■ **THE PROBLEM**
Repeat the entries without change, omitting the pictures.

Stored entries
+ + + +

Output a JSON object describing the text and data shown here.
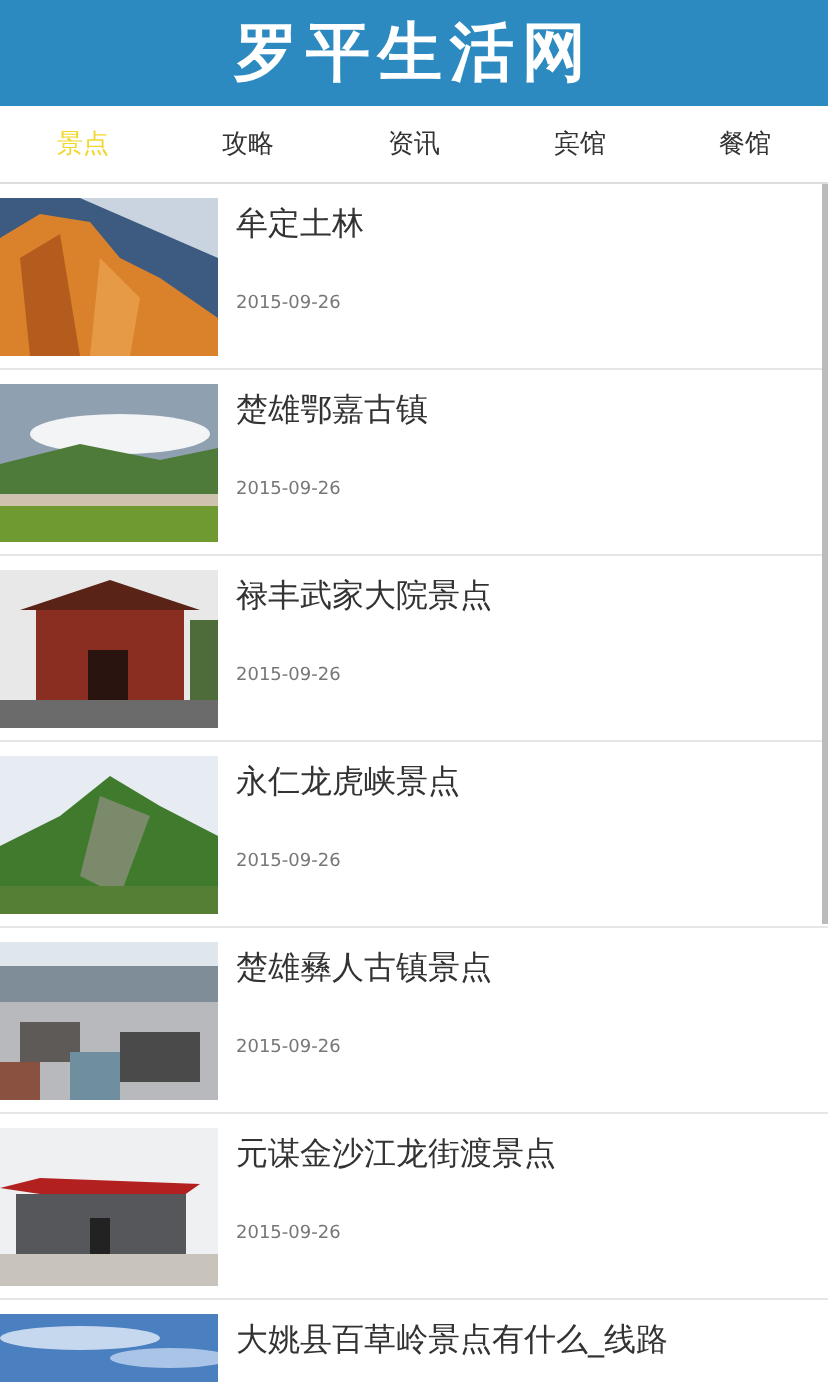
{
  "header": {
    "title": "罗平生活网"
  },
  "tabs": [
    {
      "label": "景点",
      "selected": true
    },
    {
      "label": "攻略",
      "selected": false
    },
    {
      "label": "资讯",
      "selected": false
    },
    {
      "label": "宾馆",
      "selected": false
    },
    {
      "label": "餐馆",
      "selected": false
    }
  ],
  "articles": [
    {
      "title": "牟定土林",
      "date": "2015-09-26"
    },
    {
      "title": "楚雄鄂嘉古镇",
      "date": "2015-09-26"
    },
    {
      "title": "禄丰武家大院景点",
      "date": "2015-09-26"
    },
    {
      "title": "永仁龙虎峡景点",
      "date": "2015-09-26"
    },
    {
      "title": "楚雄彝人古镇景点",
      "date": "2015-09-26"
    },
    {
      "title": "元谋金沙江龙街渡景点",
      "date": "2015-09-26"
    },
    {
      "title": "大姚县百草岭景点有什么_线路"
    }
  ]
}
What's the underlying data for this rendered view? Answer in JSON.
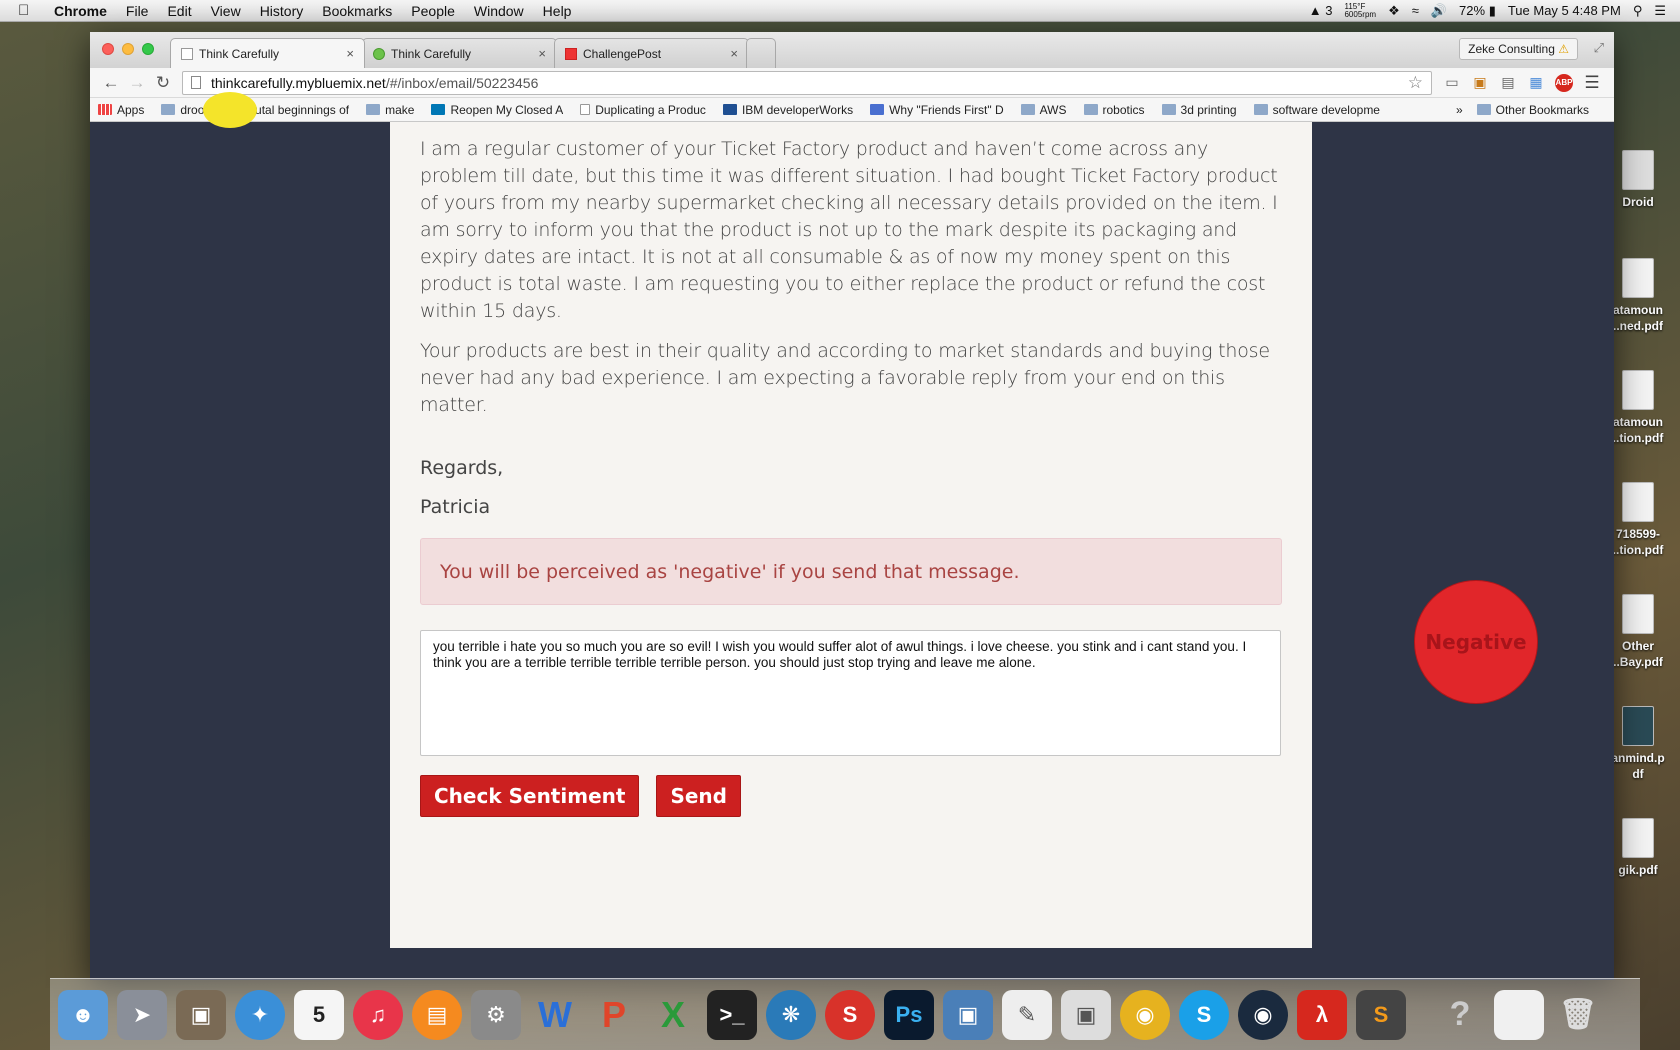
{
  "menubar": {
    "app": "Chrome",
    "items": [
      "File",
      "Edit",
      "View",
      "History",
      "Bookmarks",
      "People",
      "Window",
      "Help"
    ],
    "status": {
      "adobe_count": "3",
      "temp": "115°F",
      "rpm": "6005rpm",
      "battery": "72%",
      "datetime": "Tue May 5  4:48 PM"
    }
  },
  "desktop_icons": [
    "Droid",
    "atamoun\n..ned.pdf",
    "atamoun\n..tion.pdf",
    "718599-\n..tion.pdf",
    "Other\n..Bay.pdf",
    "anmind.p\ndf",
    "gik.pdf"
  ],
  "browser": {
    "tabs": [
      {
        "title": "Think Carefully",
        "active": true
      },
      {
        "title": "Think Carefully",
        "active": false
      },
      {
        "title": "ChallengePost",
        "active": false
      }
    ],
    "profile": "Zeke Consulting",
    "url_host": "thinkcarefully.mybluemix.net",
    "url_path": "/#/inbox/email/50223456",
    "bookmarks": [
      "Apps",
      "drool",
      "Brutal beginnings of",
      "make",
      "Reopen My Closed A",
      "Duplicating a Produc",
      "IBM developerWorks",
      "Why \"Friends First\" D",
      "AWS",
      "robotics",
      "3d printing",
      "software developme"
    ],
    "bookmarks_more": "»",
    "other_bookmarks": "Other Bookmarks"
  },
  "email": {
    "paragraph1": "I am a regular customer of your Ticket Factory product and haven’t come across any problem till date, but this time it was different situation. I had bought Ticket Factory product of yours from my nearby supermarket checking all necessary details provided on the item. I am sorry to inform you that the product is not up to the mark despite its packaging and expiry dates are intact. It is not at all consumable & as of now my money spent on this product is total waste. I am requesting you to either replace the product or refund the cost within 15 days.",
    "paragraph2": "Your products are best in their quality and according to market standards and buying those never had any bad experience. I am expecting a favorable reply from your end on this matter.",
    "closing": "Regards,",
    "signature": "Patricia"
  },
  "alert": {
    "message": "You will be perceived as 'negative' if you send that message."
  },
  "reply": {
    "value": "you terrible i hate you so much you are so evil! I wish you would suffer alot of awul things. i love cheese. you stink and i cant stand you. I think you are a terrible terrible terrible terrible person. you should just stop trying and leave me alone."
  },
  "buttons": {
    "check_sentiment": "Check Sentiment",
    "send": "Send"
  },
  "sentiment": {
    "label": "Negative",
    "color": "#e1262a"
  },
  "colors": {
    "accent": "#cc2020",
    "page_bg": "#2e3446",
    "alert_bg": "#f2dede",
    "alert_text": "#a94442"
  }
}
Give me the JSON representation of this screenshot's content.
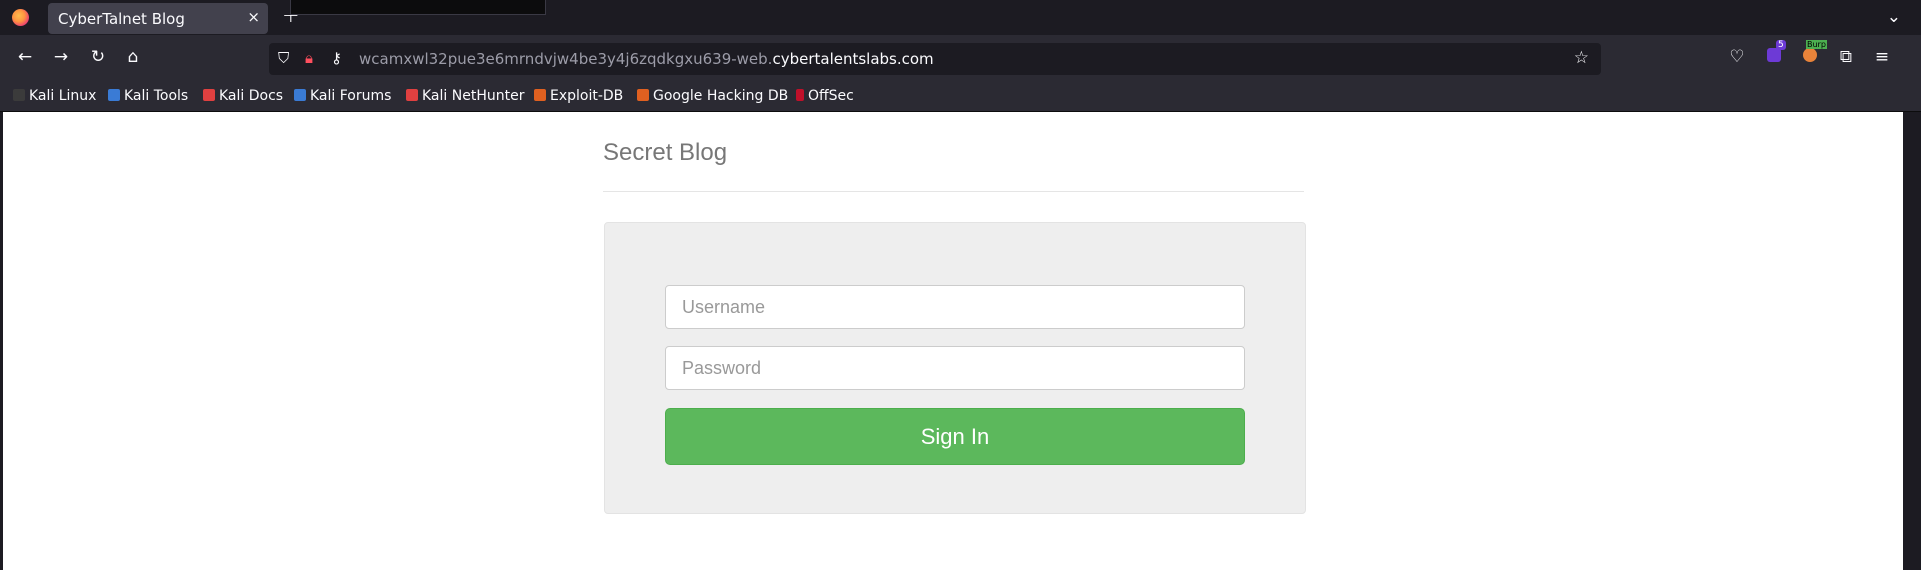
{
  "browser": {
    "tab_title": "CyberTalnet Blog",
    "tab_close": "×",
    "new_tab": "+",
    "tab_list": "⌄",
    "url_prefix": "wcamxwl32pue3e6mrndvjw4be3y4j6zqdkgxu639-web.",
    "url_domain": "cybertalentslabs.com",
    "extension_badge": "5",
    "burp_badge": "Burp",
    "icons": [
      "back-icon",
      "forward-icon",
      "reload-icon",
      "home-icon",
      "shield-icon",
      "lock-icon",
      "key-icon",
      "star-icon",
      "pocket-icon",
      "extensions-icon",
      "menu-icon"
    ]
  },
  "bookmarks": [
    {
      "label": "Kali Linux",
      "color": "#3b3b3b"
    },
    {
      "label": "Kali Tools",
      "color": "#3a7bd5"
    },
    {
      "label": "Kali Docs",
      "color": "#e04040"
    },
    {
      "label": "Kali Forums",
      "color": "#3a7bd5"
    },
    {
      "label": "Kali NetHunter",
      "color": "#e04040"
    },
    {
      "label": "Exploit-DB",
      "color": "#e06020"
    },
    {
      "label": "Google Hacking DB",
      "color": "#e06020"
    },
    {
      "label": "OffSec",
      "color": "#c0102a"
    }
  ],
  "page": {
    "title": "Secret Blog",
    "username_placeholder": "Username",
    "password_placeholder": "Password",
    "signin_label": "Sign In",
    "accent": "#5cb85c"
  }
}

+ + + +

■ **TASK SOLUTION**
Output a JSON object describing the text and data shown here.
{
  "header": {
    "title": "罗平生活网"
  },
  "tabs": [
    {
      "label": "景点",
      "selected": true
    },
    {
      "label": "攻略",
      "selected": false
    },
    {
      "label": "资讯",
      "selected": false
    },
    {
      "label": "宾馆",
      "selected": false
    },
    {
      "label": "餐馆",
      "selected": false
    }
  ],
  "articles": [
    {
      "title": "牟定土林",
      "date": "2015-09-26"
    },
    {
      "title": "楚雄鄂嘉古镇",
      "date": "2015-09-26"
    },
    {
      "title": "禄丰武家大院景点",
      "date": "2015-09-26"
    },
    {
      "title": "永仁龙虎峡景点",
      "date": "2015-09-26"
    },
    {
      "title": "楚雄彝人古镇景点",
      "date": "2015-09-26"
    },
    {
      "title": "元谋金沙江龙街渡景点",
      "date": "2015-09-26"
    },
    {
      "title": "大姚县百草岭景点有什么_线路"
    }
  ]
}
What's the underlying data for this rendered view? Answer in JSON.
{
  "menubar": {
    "app": "Chrome",
    "items": [
      "File",
      "Edit",
      "View",
      "History",
      "Bookmarks",
      "People",
      "Window",
      "Help"
    ],
    "status": {
      "adobe_count": "3",
      "temp": "115°F",
      "rpm": "6005rpm",
      "battery": "72%",
      "datetime": "Tue May 5  4:48 PM"
    }
  },
  "desktop_icons": [
    "Droid",
    "atamoun\n..ned.pdf",
    "atamoun\n..tion.pdf",
    "718599-\n..tion.pdf",
    "Other\n..Bay.pdf",
    "anmind.p\ndf",
    "gik.pdf"
  ],
  "browser": {
    "tabs": [
      {
        "title": "Think Carefully",
        "active": true
      },
      {
        "title": "Think Carefully",
        "active": false
      },
      {
        "title": "ChallengePost",
        "active": false
      }
    ],
    "profile": "Zeke Consulting",
    "url_host": "thinkcarefully.mybluemix.net",
    "url_path": "/#/inbox/email/50223456",
    "bookmarks": [
      "Apps",
      "drool",
      "Brutal beginnings of",
      "make",
      "Reopen My Closed A",
      "Duplicating a Produc",
      "IBM developerWorks",
      "Why \"Friends First\" D",
      "AWS",
      "robotics",
      "3d printing",
      "software developme"
    ],
    "bookmarks_more": "»",
    "other_bookmarks": "Other Bookmarks"
  },
  "email": {
    "paragraph1": "I am a regular customer of your Ticket Factory product and haven’t come across any problem till date, but this time it was different situation. I had bought Ticket Factory product of yours from my nearby supermarket checking all necessary details provided on the item. I am sorry to inform you that the product is not up to the mark despite its packaging and expiry dates are intact. It is not at all consumable & as of now my money spent on this product is total waste. I am requesting you to either replace the product or refund the cost within 15 days.",
    "paragraph2": "Your products are best in their quality and according to market standards and buying those never had any bad experience. I am expecting a favorable reply from your end on this matter.",
    "closing": "Regards,",
    "signature": "Patricia"
  },
  "alert": {
    "message": "You will be perceived as 'negative' if you send that message."
  },
  "reply": {
    "value": "you terrible i hate you so much you are so evil! I wish you would suffer alot of awul things. i love cheese. you stink and i cant stand you. I think you are a terrible terrible terrible terrible person. you should just stop trying and leave me alone."
  },
  "buttons": {
    "check_sentiment": "Check Sentiment",
    "send": "Send"
  },
  "sentiment": {
    "label": "Negative",
    "color": "#e1262a"
  },
  "colors": {
    "accent": "#cc2020",
    "page_bg": "#2e3446",
    "alert_bg": "#f2dede",
    "alert_text": "#a94442"
  }
}
Give me the JSON representation of this screenshot's content.
{
  "browser": {
    "tab_title": "CyberTalnet Blog",
    "tab_close": "×",
    "new_tab": "+",
    "tab_list": "⌄",
    "url_prefix": "wcamxwl32pue3e6mrndvjw4be3y4j6zqdkgxu639-web.",
    "url_domain": "cybertalentslabs.com",
    "extension_badge": "5",
    "burp_badge": "Burp",
    "icons": [
      "back-icon",
      "forward-icon",
      "reload-icon",
      "home-icon",
      "shield-icon",
      "lock-icon",
      "key-icon",
      "star-icon",
      "pocket-icon",
      "extensions-icon",
      "menu-icon"
    ]
  },
  "bookmarks": [
    {
      "label": "Kali Linux",
      "color": "#3b3b3b"
    },
    {
      "label": "Kali Tools",
      "color": "#3a7bd5"
    },
    {
      "label": "Kali Docs",
      "color": "#e04040"
    },
    {
      "label": "Kali Forums",
      "color": "#3a7bd5"
    },
    {
      "label": "Kali NetHunter",
      "color": "#e04040"
    },
    {
      "label": "Exploit-DB",
      "color": "#e06020"
    },
    {
      "label": "Google Hacking DB",
      "color": "#e06020"
    },
    {
      "label": "OffSec",
      "color": "#c0102a"
    }
  ],
  "page": {
    "title": "Secret Blog",
    "username_placeholder": "Username",
    "password_placeholder": "Password",
    "signin_label": "Sign In",
    "accent": "#5cb85c"
  }
}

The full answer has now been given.